just one extender system that truly complements the particular set of
other raw materials used in the formulation. Often, in dealing with
these more exotic systems, only in-house knowledge and experience can
provide the best overall solution.
Specialty Minerals Products for Specialty Coatings
of marine, maintenance, traffic, and other specialty coating products
will find value in one or more Specialty Minerals Inc. filler and
extender pigments. These include talcs, ground calcium carbonates, and
precipitated calcium carbonates.
Specialty Minerals Ground Calcium Carbonate for Paint and Coatings
Ground calcium carbonate (GCC)—also called ground
limestone, whiting, or chalk—is the most widely used extender mineral
in coatings applications. It is available worldwide and close to most
paint manufacturing locations. It is very bright and comes in a wide
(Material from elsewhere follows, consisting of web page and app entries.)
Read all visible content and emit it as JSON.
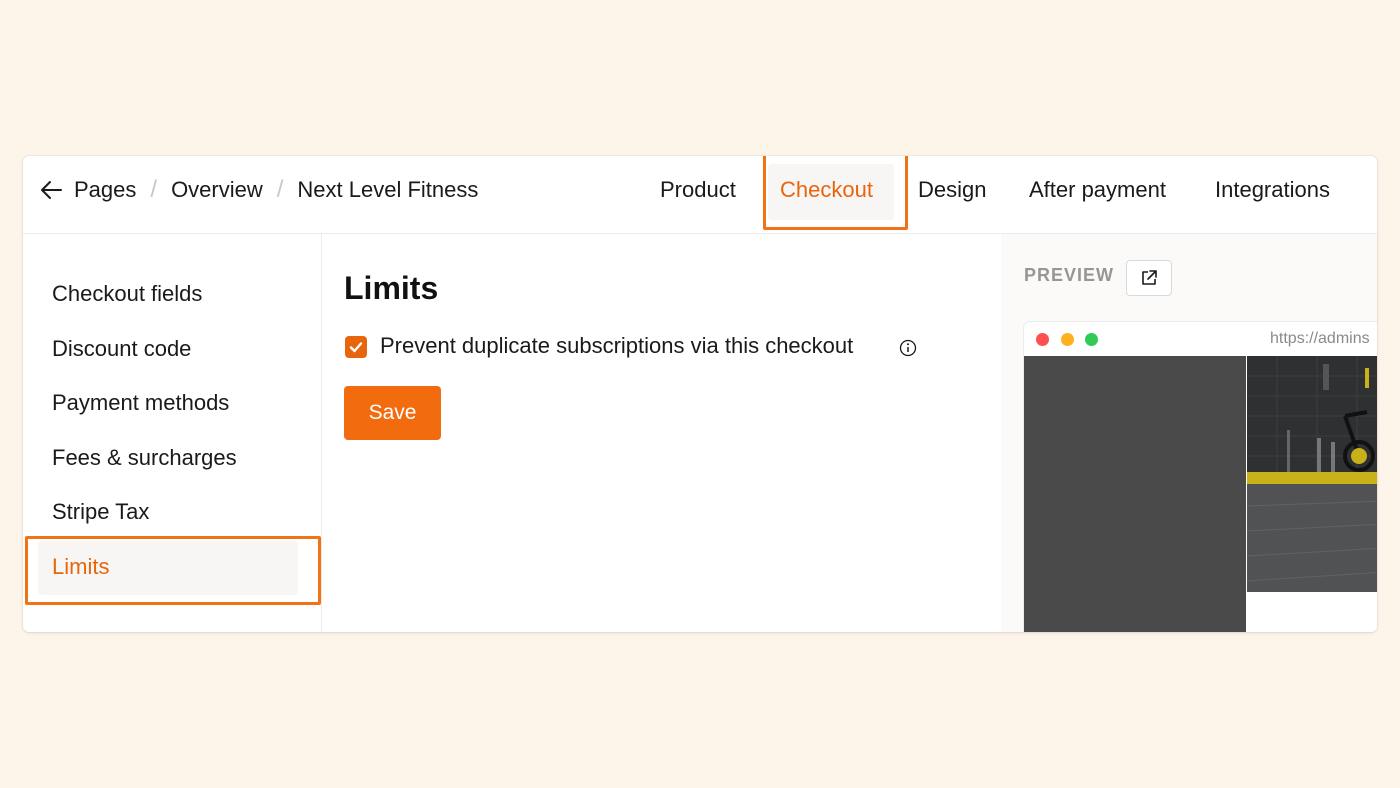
{
  "header": {
    "breadcrumb": [
      "Pages",
      "Overview",
      "Next Level Fitness"
    ],
    "separator": "/",
    "tabs": [
      {
        "label": "Product",
        "active": false
      },
      {
        "label": "Checkout",
        "active": true
      },
      {
        "label": "Design",
        "active": false
      },
      {
        "label": "After payment",
        "active": false
      },
      {
        "label": "Integrations",
        "active": false
      }
    ]
  },
  "sidebar": {
    "items": [
      {
        "label": "Checkout fields",
        "active": false
      },
      {
        "label": "Discount code",
        "active": false
      },
      {
        "label": "Payment methods",
        "active": false
      },
      {
        "label": "Fees & surcharges",
        "active": false
      },
      {
        "label": "Stripe Tax",
        "active": false
      },
      {
        "label": "Limits",
        "active": true
      }
    ]
  },
  "main": {
    "title": "Limits",
    "checkbox_label": "Prevent duplicate subscriptions via this checkout",
    "checkbox_checked": true,
    "save_label": "Save"
  },
  "preview": {
    "label": "PREVIEW",
    "url": "https://admins",
    "icons": [
      "external-link-icon"
    ]
  },
  "colors": {
    "accent": "#e8650d",
    "button": "#f26b0f",
    "highlight": "#f07416",
    "background": "#fdf4ea",
    "dot_red": "#ff4f4f",
    "dot_yellow": "#ffb020",
    "dot_green": "#2ecc55"
  }
}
range of particle size distributions. Finally, it is the most economical
of all common filler minerals.
The widest use for GCC is as a filler in
architectural or decorative coatings. While it is primarily used in
interior paints, it is included in some exterior formulations as well.
It tends to be the filler of choice for paints sold at a low price point
and/or where longevity is not the primary attribute. That said, GCC is
also used in top-of-the-line flat or matte finishes.
calcium carbonates are selected for ceiling paints and other
applications requiring high dry hiding and are formulated above the
critical pigment volume concentration (CPVC). By combining two or more
grades of different particle sizes, thus altering the particle size
distribution of the filler package, manufacturers can adjust the
flatness of finish of interior architectural coatings and improve the
scrubability of the final paint film. GCC can be used in exterior
building paints as long as the pigment volume concentration (PVC) is not
too high. The PVC must be sufficiently low with enough binder present
so that the film does not become too porous over time.
GCCs are also economical extenders included in
road-marking and traffic-paint formulations to lower costs while still
meeting the optical specifications for the finished film.
Although GCCs have many desirable traits, it is not a
universal extender mineral. It will react with acids, so its use it
limited to areas where it will not be exposed to acid rain or other
acidic fumes or liquids. In contrast to high-aspect ratio platy talcs,
calcium carbonates, with their round or nodular particle shape and low
aspect ratio, make relatively little contribution to improved film
formation and integrity and will increase film porosity. For these
reasons, the use of GCCs are limited in industrial, marine, and
metal-protective maintenance coatings.
Ground Calcium Carbonates from Specialty Minerals
are mined and processed in the U.S. at Specialty Minerals Inc.
locations in Adams, Massachusetts and Lucerne Valley, California. Key
products for the paint and coating industry are:
- Vicron® - East and Vicron® – West GCCs are a series of high brightness GCCs with particle sizes from 2 to
13 microns which produce paint fineness of grinds from 6 to 3 Hegman.
- Marblewhite® - East and Marblewhite® - West GCCs are bright ground limestones which are slightly coarser at 325 and 200 mesh yet useful in flat or heavily bodied coatings.